What this task involves: Repeat every entry below exactly as given.

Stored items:
⁂
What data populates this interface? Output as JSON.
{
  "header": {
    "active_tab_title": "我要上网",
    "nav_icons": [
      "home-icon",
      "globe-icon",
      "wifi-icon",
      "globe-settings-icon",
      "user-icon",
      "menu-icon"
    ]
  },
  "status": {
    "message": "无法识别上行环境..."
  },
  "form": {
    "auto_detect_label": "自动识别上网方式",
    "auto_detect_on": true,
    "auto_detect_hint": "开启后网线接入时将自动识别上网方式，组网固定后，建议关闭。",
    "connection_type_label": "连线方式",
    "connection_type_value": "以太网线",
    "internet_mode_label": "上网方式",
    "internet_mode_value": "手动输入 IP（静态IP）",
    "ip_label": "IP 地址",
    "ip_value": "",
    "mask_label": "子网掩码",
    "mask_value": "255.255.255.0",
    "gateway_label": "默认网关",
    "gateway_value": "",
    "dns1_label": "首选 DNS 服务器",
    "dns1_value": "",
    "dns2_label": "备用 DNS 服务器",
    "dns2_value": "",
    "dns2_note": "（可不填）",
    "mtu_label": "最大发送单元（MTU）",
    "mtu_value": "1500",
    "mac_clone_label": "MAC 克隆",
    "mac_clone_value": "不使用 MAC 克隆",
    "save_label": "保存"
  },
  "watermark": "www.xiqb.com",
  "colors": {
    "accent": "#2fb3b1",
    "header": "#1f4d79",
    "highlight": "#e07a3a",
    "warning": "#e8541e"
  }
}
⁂
Completed exercise:
What data populates this interface? Output as JSON.
{
  "header": {
    "active_tab_title": "我要上网",
    "nav_icons": [
      "home-icon",
      "globe-icon",
      "wifi-icon",
      "globe-settings-icon",
      "user-icon",
      "menu-icon"
    ]
  },
  "status": {
    "message": "无法识别上行环境..."
  },
  "form": {
    "auto_detect_label": "自动识别上网方式",
    "auto_detect_on": true,
    "auto_detect_hint": "开启后网线接入时将自动识别上网方式，组网固定后，建议关闭。",
    "connection_type_label": "连线方式",
    "connection_type_value": "以太网线",
    "internet_mode_label": "上网方式",
    "internet_mode_value": "手动输入 IP（静态IP）",
    "ip_label": "IP 地址",
    "ip_value": "",
    "mask_label": "子网掩码",
    "mask_value": "255.255.255.0",
    "gateway_label": "默认网关",
    "gateway_value": "",
    "dns1_label": "首选 DNS 服务器",
    "dns1_value": "",
    "dns2_label": "备用 DNS 服务器",
    "dns2_value": "",
    "dns2_note": "（可不填）",
    "mtu_label": "最大发送单元（MTU）",
    "mtu_value": "1500",
    "mac_clone_label": "MAC 克隆",
    "mac_clone_value": "不使用 MAC 克隆",
    "save_label": "保存"
  },
  "watermark": "www.xiqb.com",
  "colors": {
    "accent": "#2fb3b1",
    "header": "#1f4d79",
    "highlight": "#e07a3a",
    "warning": "#e8541e"
  }
}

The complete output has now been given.